North Korea has called high-level talks with a US delegation led by Secretary of State Mike Pompeo “extremely regrettable”, contradicting Washington’s account of how the meeting in Pyongyang went.
But while Pompeo on Saturday painted a positive picture of the follow-up talks, North Korean officials accused the US of trying to unilaterally pressure their country into abandoning its nuclear programme.
“We had expected that the US side would offer constructive measures that would help build trust based on the spirit of the leaders’ summit. We were also thinking about providing reciprocal measures,” an unnamed spokesperson of North Korea’s foreign ministry said in a statement published by the official Korean Central News Agency.
“However, the attitude and stance the United States showed in the first high-level meeting [between the countries] was no doubt regrettable,” the spokesperson added.
The statement came shortly after Pompeo said he had made progress “on almost all of the central issues” in the talks, including on setting a timeline for its denuclearisation, though more work remained to be done.
Pompeo said the two sides agreed to hold discussions on July 12 on the repatriation of remains of Americans killed in the 1950-53 Korean War, and also discussed “modalities” for the destruction of a missile engine testing facility.

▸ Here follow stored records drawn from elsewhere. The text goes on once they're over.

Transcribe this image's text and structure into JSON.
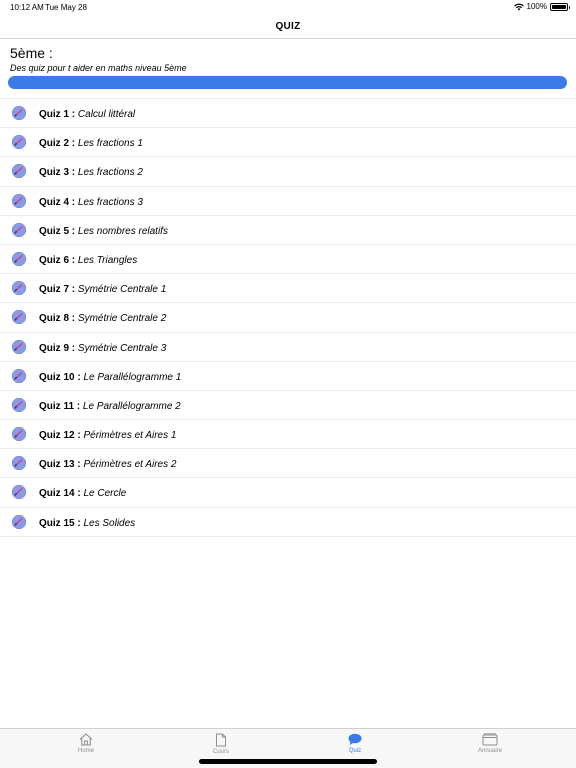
{
  "status": {
    "time": "10:12 AM",
    "date": "Tue May 28",
    "battery": "100%"
  },
  "nav": {
    "title": "QUIZ"
  },
  "header": {
    "level": "5ème :",
    "subtitle": "Des quiz pour t aider en maths niveau 5ème",
    "progress": 1.0
  },
  "quizzes": [
    {
      "label": "Quiz 1 :",
      "title": "Calcul littéral"
    },
    {
      "label": "Quiz 2 :",
      "title": "Les fractions 1"
    },
    {
      "label": "Quiz 3 :",
      "title": "Les fractions 2"
    },
    {
      "label": "Quiz 4 :",
      "title": "Les fractions 3"
    },
    {
      "label": "Quiz 5 :",
      "title": "Les nombres relatifs"
    },
    {
      "label": "Quiz 6 :",
      "title": "Les Triangles"
    },
    {
      "label": "Quiz 7 :",
      "title": "Symétrie Centrale 1"
    },
    {
      "label": "Quiz 8 :",
      "title": "Symétrie Centrale 2"
    },
    {
      "label": "Quiz 9 :",
      "title": "Symétrie Centrale 3"
    },
    {
      "label": "Quiz 10 :",
      "title": "Le Parallélogramme 1"
    },
    {
      "label": "Quiz 11 :",
      "title": "Le Parallélogramme 2"
    },
    {
      "label": "Quiz 12 :",
      "title": "Périmètres et Aires 1"
    },
    {
      "label": "Quiz 13 :",
      "title": "Périmètres et Aires 2"
    },
    {
      "label": "Quiz 14 :",
      "title": "Le Cercle"
    },
    {
      "label": "Quiz 15 :",
      "title": "Les Solides"
    }
  ],
  "tabs": {
    "home": "Home",
    "cours": "Cours",
    "quiz": "Quiz",
    "annuaire": "Annuaire"
  },
  "colors": {
    "accent": "#3b7be8",
    "tab_inactive": "#8e8e93",
    "quiz_icon": "#8a9be6"
  }
}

As he departed Pyongyang, Pompeo said he spent “a good deal of time” discussing a denuclearisation timeline and the declaration of North Korea’s nuclear and missile facilities.
“I think we made progress in every element of our discussions,” he added. “These are complicated issues but we made progress on almost all of the central issues. Some places a great deal of progress, other places there’s still more work to be done,” he said.
Sarah Clarke, reporting from South Korea’s capital, Seoul, said that North Korea appeared to be unhappy following the high-level talks.
“Particularly, they have suggested that they are disappointed by the US insistence on focusing on the denuclearisation plans over what they described as big-picture issues,” she said.
“It’s certainly a setback and a change of heart and a very different picture coming from the North Korean side.”
US Department of State spokeswoman Heather Nauert said Pompeo did not meet Kim, as he had done on his two previous visits to North Korea this year, but handed over a letter to him from Trump.
A letter from Kim to Trump was also delivered to Pompeo through Kim Yong-chol, a top North Korean party official.
“Clearly, we see some posturing particularly from the North Korean side using the leverage that they have, especially in the lead-up to Trump’s visit to NATO and his big summit with [Russian President] Vladimir Putin in the coming week,” said Hilary Mann Leverett, a former White House official.
“The North Koreans … understand that President Trump needs a win; he needs to have a good story coming out of his high-risk diplomacy with North Korea going into his delicate and maybe-highly charged negotiations with the Europeans and the Russians next week,” she added.
Trump had said during the Singapore summit that economic sanctions would remain in effect until North Korea reverses its nuclear programme, adding that there were no short-term plans to reduce the number of US troops – some 28,500 – stationed in South Korea.